Just Ask: A Toolkit to Help Law Enforcement Personnel Meet the Needs of Crime Victims with Disabilities
People with disabilities and Deaf people experience violent crime at three times the rate of people without disabilities, yet healing services and the legal system are often not accessible to them. There are a number of steps agencies can take to make their services more accessible and welcoming for survivors with disabilities and Deaf victims, including asking every victim if they need accommodations to participate in services or the legal system.
Just Ask: A Toolkit to Help Law Enforcement Personnel Meet the Needs of Crime Victims with Disabilities lays out four simple steps for providing accommodations to survivors with disabilities, and includes sample language you can use when talking to survivors. It also outlines what your agency needs to have in place for staff to be able to provide accommodations as soon as survivors request them.
Asking about Accommodations: An Introduction
The toolkit includes:
The palm card outlines four steps for asking about and providing accommodations, as well as sample questions to ask. It is designed to be carried with you or displayed on your desk and used while working with survivors.
A companion to the palm cards, the quick reference guide contains detailed information on the four steps for asking about and providing accommodations, including additional recommended language to guide your conversation with victims.
These short guides offer recommendations to ensure your agency is prepared to provide accommodations, including creating or revising an accommodations policy, budgeting for access, and building relationships with disability and Deaf service organizations.
The tip sheet offers examples of common accommodations survivors may request.
Designed to be displayed in your office, the poster communicates to people with disabilities your agency’s commitment to providing accommodations. – Downloadable poster coming soon.

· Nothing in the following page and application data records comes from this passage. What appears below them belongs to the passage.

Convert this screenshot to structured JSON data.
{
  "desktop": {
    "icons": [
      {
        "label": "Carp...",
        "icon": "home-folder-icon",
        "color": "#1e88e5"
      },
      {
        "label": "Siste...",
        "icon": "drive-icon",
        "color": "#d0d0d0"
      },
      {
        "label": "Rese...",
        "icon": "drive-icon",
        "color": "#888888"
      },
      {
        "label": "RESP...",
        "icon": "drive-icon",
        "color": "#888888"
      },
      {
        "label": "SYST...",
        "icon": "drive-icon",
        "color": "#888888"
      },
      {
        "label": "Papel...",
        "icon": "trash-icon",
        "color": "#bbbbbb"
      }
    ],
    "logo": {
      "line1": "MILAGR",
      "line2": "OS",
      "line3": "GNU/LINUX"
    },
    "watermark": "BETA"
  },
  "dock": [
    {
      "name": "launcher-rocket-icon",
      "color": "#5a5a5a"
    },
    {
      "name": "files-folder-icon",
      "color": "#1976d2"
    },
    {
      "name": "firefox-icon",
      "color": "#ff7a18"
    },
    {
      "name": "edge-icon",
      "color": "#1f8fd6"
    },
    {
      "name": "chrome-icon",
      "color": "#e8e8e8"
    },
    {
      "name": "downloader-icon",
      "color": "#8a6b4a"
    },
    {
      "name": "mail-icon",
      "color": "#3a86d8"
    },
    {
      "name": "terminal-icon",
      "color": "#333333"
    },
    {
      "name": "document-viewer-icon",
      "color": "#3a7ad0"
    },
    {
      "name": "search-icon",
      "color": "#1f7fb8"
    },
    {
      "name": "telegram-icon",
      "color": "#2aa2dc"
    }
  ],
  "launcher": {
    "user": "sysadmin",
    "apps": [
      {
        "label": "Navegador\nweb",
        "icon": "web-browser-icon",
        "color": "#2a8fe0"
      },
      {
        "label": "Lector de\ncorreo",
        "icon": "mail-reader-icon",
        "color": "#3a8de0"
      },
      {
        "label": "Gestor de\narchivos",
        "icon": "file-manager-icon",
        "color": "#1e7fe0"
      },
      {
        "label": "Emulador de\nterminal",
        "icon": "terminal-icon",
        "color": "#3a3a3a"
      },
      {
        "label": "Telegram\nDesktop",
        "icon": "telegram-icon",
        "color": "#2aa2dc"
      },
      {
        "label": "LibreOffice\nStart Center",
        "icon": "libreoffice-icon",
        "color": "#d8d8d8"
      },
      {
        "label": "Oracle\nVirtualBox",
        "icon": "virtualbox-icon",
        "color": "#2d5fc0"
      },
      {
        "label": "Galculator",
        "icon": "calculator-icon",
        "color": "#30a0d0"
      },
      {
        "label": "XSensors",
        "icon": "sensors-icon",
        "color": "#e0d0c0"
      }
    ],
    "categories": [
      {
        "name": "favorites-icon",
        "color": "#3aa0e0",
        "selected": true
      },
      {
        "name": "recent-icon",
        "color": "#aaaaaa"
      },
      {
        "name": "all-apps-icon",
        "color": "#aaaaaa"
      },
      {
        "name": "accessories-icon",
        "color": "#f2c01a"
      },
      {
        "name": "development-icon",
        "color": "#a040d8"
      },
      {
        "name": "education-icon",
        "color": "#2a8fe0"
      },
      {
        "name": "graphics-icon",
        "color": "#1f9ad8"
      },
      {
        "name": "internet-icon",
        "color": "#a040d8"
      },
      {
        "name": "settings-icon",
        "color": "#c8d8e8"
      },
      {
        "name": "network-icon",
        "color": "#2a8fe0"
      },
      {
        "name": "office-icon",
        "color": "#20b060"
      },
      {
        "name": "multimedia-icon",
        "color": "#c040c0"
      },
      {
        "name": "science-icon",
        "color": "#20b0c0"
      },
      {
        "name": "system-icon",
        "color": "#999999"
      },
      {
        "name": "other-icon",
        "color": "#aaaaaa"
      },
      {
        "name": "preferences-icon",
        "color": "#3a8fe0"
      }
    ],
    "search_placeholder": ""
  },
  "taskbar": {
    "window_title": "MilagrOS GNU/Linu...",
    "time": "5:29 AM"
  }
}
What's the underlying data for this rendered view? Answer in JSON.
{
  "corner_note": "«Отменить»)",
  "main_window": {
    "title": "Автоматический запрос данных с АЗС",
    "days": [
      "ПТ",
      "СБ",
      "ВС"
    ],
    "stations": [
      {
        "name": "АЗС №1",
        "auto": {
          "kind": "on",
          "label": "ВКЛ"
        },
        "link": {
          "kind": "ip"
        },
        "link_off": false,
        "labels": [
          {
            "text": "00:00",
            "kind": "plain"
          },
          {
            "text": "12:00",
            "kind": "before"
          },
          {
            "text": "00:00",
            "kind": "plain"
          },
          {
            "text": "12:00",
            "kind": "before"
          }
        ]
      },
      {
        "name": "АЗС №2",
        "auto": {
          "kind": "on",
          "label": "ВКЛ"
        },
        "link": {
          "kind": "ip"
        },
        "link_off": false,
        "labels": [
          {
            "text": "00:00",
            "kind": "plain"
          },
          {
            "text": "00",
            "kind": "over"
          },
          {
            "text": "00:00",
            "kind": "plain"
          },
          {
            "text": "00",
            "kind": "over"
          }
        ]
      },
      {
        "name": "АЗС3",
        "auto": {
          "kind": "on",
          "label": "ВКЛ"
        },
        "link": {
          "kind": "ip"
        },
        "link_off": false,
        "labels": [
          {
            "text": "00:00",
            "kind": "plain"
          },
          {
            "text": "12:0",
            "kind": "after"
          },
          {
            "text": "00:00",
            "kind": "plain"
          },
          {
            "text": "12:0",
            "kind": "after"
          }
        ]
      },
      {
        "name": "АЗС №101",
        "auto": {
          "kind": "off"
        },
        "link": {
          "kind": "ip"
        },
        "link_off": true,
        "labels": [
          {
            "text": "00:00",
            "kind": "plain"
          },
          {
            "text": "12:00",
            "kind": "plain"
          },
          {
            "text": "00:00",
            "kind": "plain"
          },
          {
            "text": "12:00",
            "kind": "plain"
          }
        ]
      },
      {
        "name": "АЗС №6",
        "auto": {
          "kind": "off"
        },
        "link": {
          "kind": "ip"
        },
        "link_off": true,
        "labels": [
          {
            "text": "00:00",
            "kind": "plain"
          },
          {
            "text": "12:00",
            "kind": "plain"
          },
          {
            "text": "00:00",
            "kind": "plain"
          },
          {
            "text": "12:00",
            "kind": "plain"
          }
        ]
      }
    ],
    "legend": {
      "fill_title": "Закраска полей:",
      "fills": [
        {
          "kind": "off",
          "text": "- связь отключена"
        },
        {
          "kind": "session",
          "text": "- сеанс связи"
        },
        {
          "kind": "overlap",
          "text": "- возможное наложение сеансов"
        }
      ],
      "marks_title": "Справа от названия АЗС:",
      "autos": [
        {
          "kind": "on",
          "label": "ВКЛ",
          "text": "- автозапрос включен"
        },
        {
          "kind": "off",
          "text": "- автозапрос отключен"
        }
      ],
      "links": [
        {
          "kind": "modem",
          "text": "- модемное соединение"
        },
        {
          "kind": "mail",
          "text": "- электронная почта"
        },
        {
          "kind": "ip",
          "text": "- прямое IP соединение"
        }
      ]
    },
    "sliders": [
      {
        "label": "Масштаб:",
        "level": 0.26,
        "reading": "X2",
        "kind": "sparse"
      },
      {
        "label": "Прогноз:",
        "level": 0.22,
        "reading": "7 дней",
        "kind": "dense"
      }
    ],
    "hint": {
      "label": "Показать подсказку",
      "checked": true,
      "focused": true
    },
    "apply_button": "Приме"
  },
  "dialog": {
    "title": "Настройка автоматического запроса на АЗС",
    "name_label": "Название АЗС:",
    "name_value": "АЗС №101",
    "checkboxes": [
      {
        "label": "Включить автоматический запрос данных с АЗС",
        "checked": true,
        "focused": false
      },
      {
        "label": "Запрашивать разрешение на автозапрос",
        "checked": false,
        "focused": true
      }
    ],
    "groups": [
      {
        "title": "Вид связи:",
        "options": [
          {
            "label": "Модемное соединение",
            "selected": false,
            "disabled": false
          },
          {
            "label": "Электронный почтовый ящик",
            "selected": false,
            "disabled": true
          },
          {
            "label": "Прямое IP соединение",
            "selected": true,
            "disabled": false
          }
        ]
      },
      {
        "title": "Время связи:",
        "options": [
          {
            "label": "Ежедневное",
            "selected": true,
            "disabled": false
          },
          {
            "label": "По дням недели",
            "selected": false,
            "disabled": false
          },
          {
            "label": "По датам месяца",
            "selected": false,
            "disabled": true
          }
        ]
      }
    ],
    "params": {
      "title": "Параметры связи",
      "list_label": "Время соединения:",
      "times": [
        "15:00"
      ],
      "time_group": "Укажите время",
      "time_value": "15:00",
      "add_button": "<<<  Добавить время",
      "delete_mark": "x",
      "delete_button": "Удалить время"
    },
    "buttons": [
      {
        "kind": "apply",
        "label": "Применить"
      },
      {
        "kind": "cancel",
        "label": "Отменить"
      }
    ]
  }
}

Asking about Accommodations: An Instructional Video for Law Enforcement